  • In discussions on humanitarian aid, including H.R. 854 (the Humanitarian Assistance to the Venezuelan People Act of 2019), Congress should support humanitarian assistance in Venezuela through existing multilateral channels and in keeping with humanitarian principles. It should encourage the United States Agency for International Development (USAID) to increase funding for experienced humanitarian groups already working on the ground in partnership with active UN  agencies in Caracas, including WHO-PAHO and UNICEF. The UN Central Emergency Response Fund (CERF) and the Directorate-General for European Civil Protection and Humanitarian Aid Operations (ECHO) have been funding increasingly large-scale humanitarian operations in Venezuela for some time, and USAID should join with them;
  • Endorse Temporary Protected Status (TPS) for Venezuelans;
  • Increase funding to strengthen refugee and migrant reception systems in Latin America;

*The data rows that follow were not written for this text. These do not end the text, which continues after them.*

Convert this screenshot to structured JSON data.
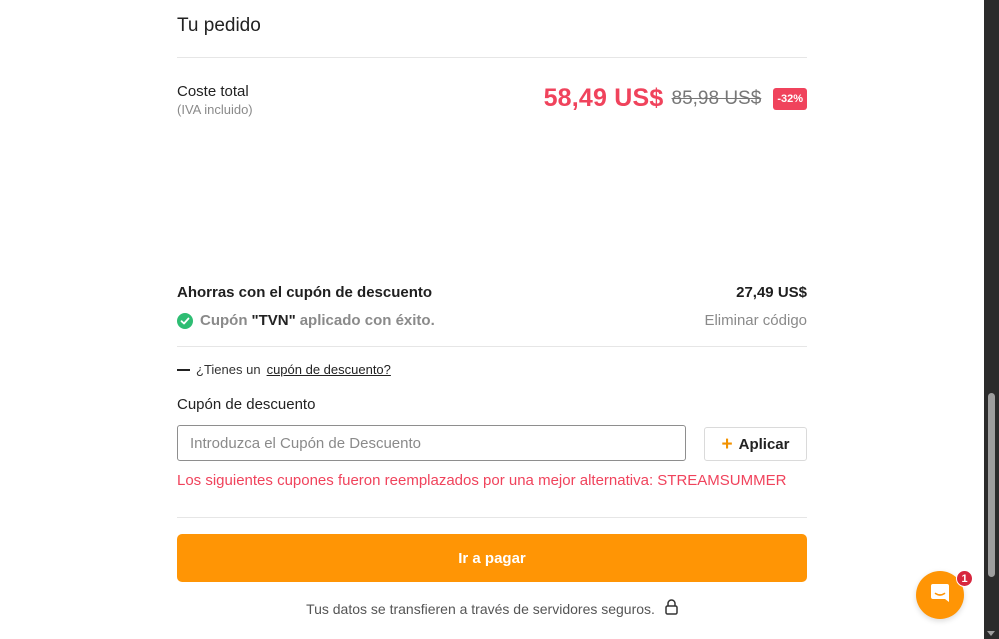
{
  "order": {
    "title": "Tu pedido",
    "total_label": "Coste total",
    "total_sub": "(IVA incluido)",
    "price_new": "58,49 US$",
    "price_old": "85,98 US$",
    "discount_badge": "-32%"
  },
  "savings": {
    "label": "Ahorras con el cupón de descuento",
    "value": "27,49 US$",
    "applied_prefix": "Cupón",
    "applied_code": "\"TVN\"",
    "applied_suffix": "aplicado con éxito.",
    "remove_label": "Eliminar código"
  },
  "coupon": {
    "question_prefix": "¿Tienes un",
    "question_link": "cupón de descuento?",
    "field_label": "Cupón de descuento",
    "placeholder": "Introduzca el Cupón de Descuento",
    "value": "",
    "apply_label": "Aplicar",
    "error_message": "Los siguientes cupones fueron reemplazados por una mejor alternativa: STREAMSUMMER"
  },
  "checkout": {
    "pay_label": "Ir a pagar",
    "secure_note": "Tus datos se transfieren a través de servidores seguros."
  },
  "chat": {
    "badge_count": "1"
  },
  "colors": {
    "accent_orange": "#ff9505",
    "price_red": "#f0435c",
    "success_green": "#2ebd73",
    "badge_red": "#d7263d"
  },
  "icons": [
    "check-icon",
    "minus-icon",
    "plus-icon",
    "lock-icon",
    "chat-icon",
    "scroll-down-icon"
  ]
}
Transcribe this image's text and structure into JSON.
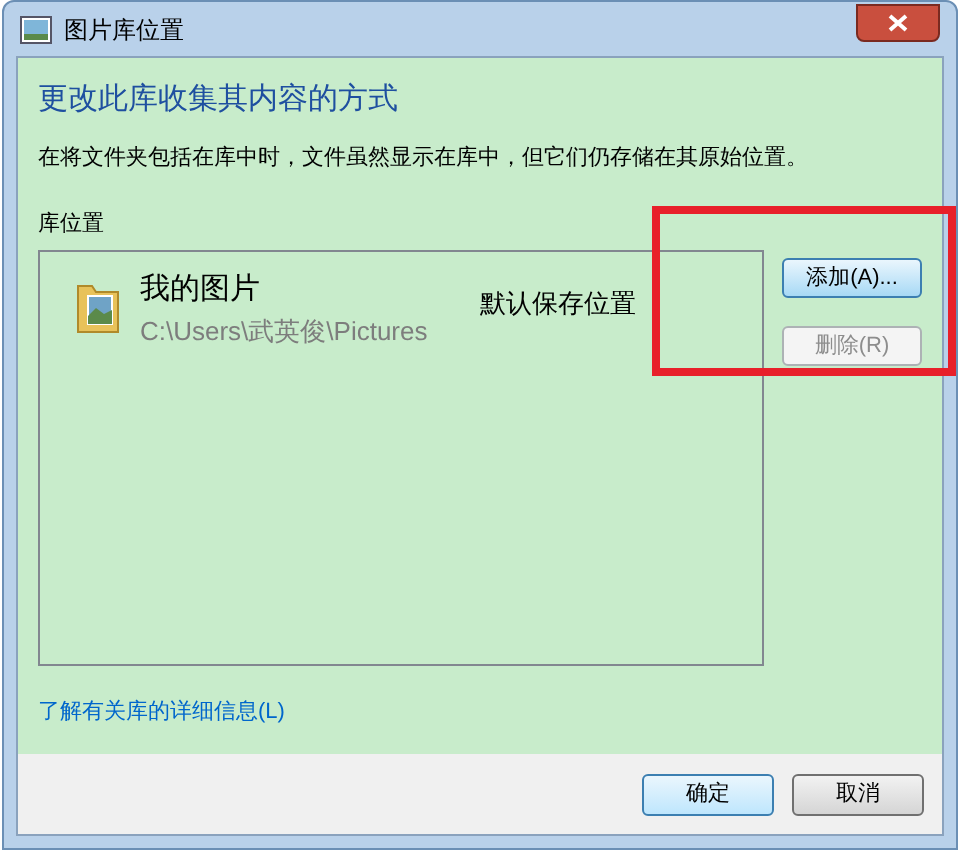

  • Insist that countries receiving refugees from Venezuela take steps to allow Venezuelan migrants and refugees to access education, healthcare, and legal employment. Countries that receive U.S. assistance should adjust their migration policies to accept expired travel documents as valid for migration purposes, as many countries have already agreed to in principle in the Quito Declaration of 2018;
  • Endorse coordinated, multilateral pressure on the Maduro government through diplomacy and targeted sanctions that avoid deepening the suffering of the Venezuelan people. To be effective, sanctions should be:
    • Multilateral, and coordinated with European and Latin American allies;
    • Explicitly tied to concrete outcomes under which they can be eased or lifted; and
    • Conditions for sanctions relief must be clearly communicated, with respect to their purpose, targets, and scope, as well regarding conditions that would allow for sanction relief.
  • Request that the Departments of State and Treasury work jointly with other countries imposing sanctions on the Maduro government (the European Union, Canada, Panama, and Switzerland) to develop a clear and coherent set of conditions under which existing sanctions—whether sectoral or against individual actors—can be eased or lifted;
  • Ensure that pressure is paired with engagement, including through the International Contact Group as well as direct U.S. government backchanneling with actors in the Maduro government; and
  • Encourage the U.S. Mission to the United Nations to continue to use its voice and vote to elevate the political and humanitarian response to Venezuela’s crisis within the priorities of the United Nations, to ensure a peaceful return to democratic governance and avoid armed conflict and bloodshed.

CONTACT WOLA’S VENEZUELA POLICY EXPERTS:

For more information, visit WOLA’s Venezuela Policy and Human Rights blog, moderated by WOLA Senior Fellow David Smilde, or contact WOLA Assistant Director for Venezuela Geoff Ramsey: [email protected].